The Enforcement Directorate on Saturday recorded the statement of former Bihar Chief Minister Rabri Devi in connection with the Railway hotels’ maintenance contract corruption case.“Ms. Rabri Devi appeared before the investigation team in Patna, in response to the summons. Her statement was recorded under the Prevention of Money Laundering Act,” said an official. The agency had earlier issued multiple summonses asking her to join the probe in Delhi, but she did not turn up.The ED had also summoned her son Tejaswi Yadav twice and recorded his statement.“Their statements have been recorded as they had taken over a company through which about a three-acre commercial property was acquired from Patna-based firm, Sujata Hotels. The firm got contracts for the maintenance of two Railway hotels in Puri and Ranchi when RJD chief Lalu Prasad was the Railway Minister,” said the official.The money laundering probe is based on an FIR registered by the Central Bureau of Investigation against Mr. Prasad, Ms. Rabri Devi, Mr. Tejaswi Prasad and others in July.The agency has alleged that the contracts to Sujata Hotels were awarded in 2006, in lieu of the three-acre land that was acquired through a front company, Delight Marketing Company. Accused Sarla Gupta, wife of Mr. Prasad’s close associate Prem Chand Gupta, was a director in that company.According to the CBI, by 2014, Delight Marketing’s shares were taken over completely by Mr. Prasad’s family members for just ₹64 lakh, against the circle rate of ₹32.5 crore for the property and market value of ₹94 crore. The company’s name was later changed to Lara Projects and then turned into a limited liability partnership firm.

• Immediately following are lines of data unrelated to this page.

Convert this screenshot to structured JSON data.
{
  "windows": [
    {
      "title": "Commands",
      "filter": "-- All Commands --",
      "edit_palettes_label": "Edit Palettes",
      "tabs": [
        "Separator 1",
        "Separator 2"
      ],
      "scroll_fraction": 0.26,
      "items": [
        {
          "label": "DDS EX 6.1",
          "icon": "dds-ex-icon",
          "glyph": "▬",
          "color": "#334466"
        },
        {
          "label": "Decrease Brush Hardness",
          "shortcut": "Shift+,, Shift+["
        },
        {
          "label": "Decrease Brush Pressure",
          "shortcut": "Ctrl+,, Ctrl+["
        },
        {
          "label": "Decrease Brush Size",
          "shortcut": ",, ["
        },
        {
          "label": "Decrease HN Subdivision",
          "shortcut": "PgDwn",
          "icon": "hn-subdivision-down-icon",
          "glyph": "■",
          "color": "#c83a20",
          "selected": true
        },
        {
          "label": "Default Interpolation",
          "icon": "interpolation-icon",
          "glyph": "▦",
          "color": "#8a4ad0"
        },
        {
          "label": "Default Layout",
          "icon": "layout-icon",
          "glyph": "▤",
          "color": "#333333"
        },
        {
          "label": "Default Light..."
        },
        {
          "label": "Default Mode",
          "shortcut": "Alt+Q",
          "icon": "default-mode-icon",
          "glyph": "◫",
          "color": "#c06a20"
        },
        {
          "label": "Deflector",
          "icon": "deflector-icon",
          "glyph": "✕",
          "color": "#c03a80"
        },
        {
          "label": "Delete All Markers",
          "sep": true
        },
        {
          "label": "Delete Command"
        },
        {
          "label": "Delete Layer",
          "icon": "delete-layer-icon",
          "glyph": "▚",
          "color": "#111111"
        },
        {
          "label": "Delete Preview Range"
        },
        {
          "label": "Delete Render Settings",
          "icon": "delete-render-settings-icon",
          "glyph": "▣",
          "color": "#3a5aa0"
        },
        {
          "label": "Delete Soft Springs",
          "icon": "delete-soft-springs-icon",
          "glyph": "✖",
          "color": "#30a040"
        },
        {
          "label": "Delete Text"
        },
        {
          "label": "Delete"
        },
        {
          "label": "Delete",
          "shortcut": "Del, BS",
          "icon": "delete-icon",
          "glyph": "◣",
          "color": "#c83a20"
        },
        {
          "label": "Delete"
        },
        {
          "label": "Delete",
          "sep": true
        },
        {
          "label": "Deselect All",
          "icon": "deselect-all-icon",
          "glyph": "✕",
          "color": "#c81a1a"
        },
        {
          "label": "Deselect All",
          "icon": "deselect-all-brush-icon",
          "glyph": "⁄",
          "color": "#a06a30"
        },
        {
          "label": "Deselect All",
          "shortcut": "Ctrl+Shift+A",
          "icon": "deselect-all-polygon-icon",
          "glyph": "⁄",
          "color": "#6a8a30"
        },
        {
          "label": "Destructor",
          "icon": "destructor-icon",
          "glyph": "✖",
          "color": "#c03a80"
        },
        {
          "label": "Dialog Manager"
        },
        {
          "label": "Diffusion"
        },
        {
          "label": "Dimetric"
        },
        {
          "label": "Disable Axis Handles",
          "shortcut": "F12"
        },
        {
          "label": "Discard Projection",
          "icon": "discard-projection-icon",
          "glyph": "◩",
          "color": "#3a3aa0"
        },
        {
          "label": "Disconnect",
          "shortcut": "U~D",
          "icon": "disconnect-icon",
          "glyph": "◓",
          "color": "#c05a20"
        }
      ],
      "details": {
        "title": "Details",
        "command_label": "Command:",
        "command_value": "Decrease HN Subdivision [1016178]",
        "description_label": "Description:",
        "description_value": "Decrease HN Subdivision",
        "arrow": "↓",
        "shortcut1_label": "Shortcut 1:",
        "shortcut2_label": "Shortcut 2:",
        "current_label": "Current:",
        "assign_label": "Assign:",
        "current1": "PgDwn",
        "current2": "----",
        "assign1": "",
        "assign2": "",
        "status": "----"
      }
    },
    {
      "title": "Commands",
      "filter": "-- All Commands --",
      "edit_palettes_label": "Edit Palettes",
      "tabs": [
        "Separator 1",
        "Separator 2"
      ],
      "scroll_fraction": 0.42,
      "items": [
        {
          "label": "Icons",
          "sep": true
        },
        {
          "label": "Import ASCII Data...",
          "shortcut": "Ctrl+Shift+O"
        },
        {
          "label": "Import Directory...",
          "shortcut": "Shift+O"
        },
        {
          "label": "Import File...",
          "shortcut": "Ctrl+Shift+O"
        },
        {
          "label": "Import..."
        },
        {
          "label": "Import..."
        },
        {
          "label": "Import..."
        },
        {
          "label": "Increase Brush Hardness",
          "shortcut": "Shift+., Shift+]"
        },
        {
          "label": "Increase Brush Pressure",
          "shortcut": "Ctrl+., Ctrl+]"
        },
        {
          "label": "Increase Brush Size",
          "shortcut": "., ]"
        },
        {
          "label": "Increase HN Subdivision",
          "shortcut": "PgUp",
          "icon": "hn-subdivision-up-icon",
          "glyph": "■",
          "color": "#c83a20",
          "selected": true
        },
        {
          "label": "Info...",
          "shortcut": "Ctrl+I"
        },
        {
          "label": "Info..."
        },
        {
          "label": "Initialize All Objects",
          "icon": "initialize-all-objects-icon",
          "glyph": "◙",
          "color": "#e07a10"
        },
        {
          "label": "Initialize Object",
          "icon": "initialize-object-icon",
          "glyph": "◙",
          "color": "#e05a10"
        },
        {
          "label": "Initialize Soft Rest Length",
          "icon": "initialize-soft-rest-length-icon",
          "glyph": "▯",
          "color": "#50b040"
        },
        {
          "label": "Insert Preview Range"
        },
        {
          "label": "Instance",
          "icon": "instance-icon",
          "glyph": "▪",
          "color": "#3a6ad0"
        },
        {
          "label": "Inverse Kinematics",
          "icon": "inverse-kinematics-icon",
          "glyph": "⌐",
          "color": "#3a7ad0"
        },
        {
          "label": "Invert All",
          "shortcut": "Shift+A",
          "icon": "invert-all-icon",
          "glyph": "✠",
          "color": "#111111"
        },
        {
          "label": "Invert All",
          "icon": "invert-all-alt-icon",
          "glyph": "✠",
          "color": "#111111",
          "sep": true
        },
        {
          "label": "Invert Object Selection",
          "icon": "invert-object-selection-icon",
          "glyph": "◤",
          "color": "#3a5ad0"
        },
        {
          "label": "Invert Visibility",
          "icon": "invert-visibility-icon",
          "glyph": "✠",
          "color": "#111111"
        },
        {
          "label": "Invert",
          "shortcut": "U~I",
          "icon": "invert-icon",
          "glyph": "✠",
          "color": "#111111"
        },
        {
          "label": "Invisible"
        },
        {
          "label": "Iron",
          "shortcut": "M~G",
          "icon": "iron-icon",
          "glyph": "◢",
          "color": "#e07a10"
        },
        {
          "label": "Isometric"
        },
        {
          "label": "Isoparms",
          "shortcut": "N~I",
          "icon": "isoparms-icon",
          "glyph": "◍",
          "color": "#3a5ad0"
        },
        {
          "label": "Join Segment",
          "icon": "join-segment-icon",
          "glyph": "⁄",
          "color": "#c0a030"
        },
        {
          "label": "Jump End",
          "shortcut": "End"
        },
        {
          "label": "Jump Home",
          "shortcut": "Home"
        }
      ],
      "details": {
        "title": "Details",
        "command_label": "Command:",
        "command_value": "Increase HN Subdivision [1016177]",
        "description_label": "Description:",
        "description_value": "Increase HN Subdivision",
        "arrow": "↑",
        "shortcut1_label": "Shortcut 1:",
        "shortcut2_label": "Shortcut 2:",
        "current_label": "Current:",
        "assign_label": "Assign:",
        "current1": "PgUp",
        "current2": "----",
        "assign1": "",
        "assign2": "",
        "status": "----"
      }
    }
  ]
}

Two persons were killed when their truck was hit by a landslip in this hilly district of Jammu and Kashmir, police said Saturday. The truck was on its way from Thathri to Gandoh and the accident occurred at Piykul Kara, 37 km from here, Friday night, a police official said.He said the landslide hit the vehicle, burying alive two of its occupants – driver Shahzad Hussain (27) of Bhadarwah and conductor Arif Hussain (22) of Kishtwar district.While the driver’s body was retrieved from the spot around 3 am, the other body was recovered around 7 am, the official said, adding that both the bodies were shifted to a trauma centre Thathri for completion of formalities.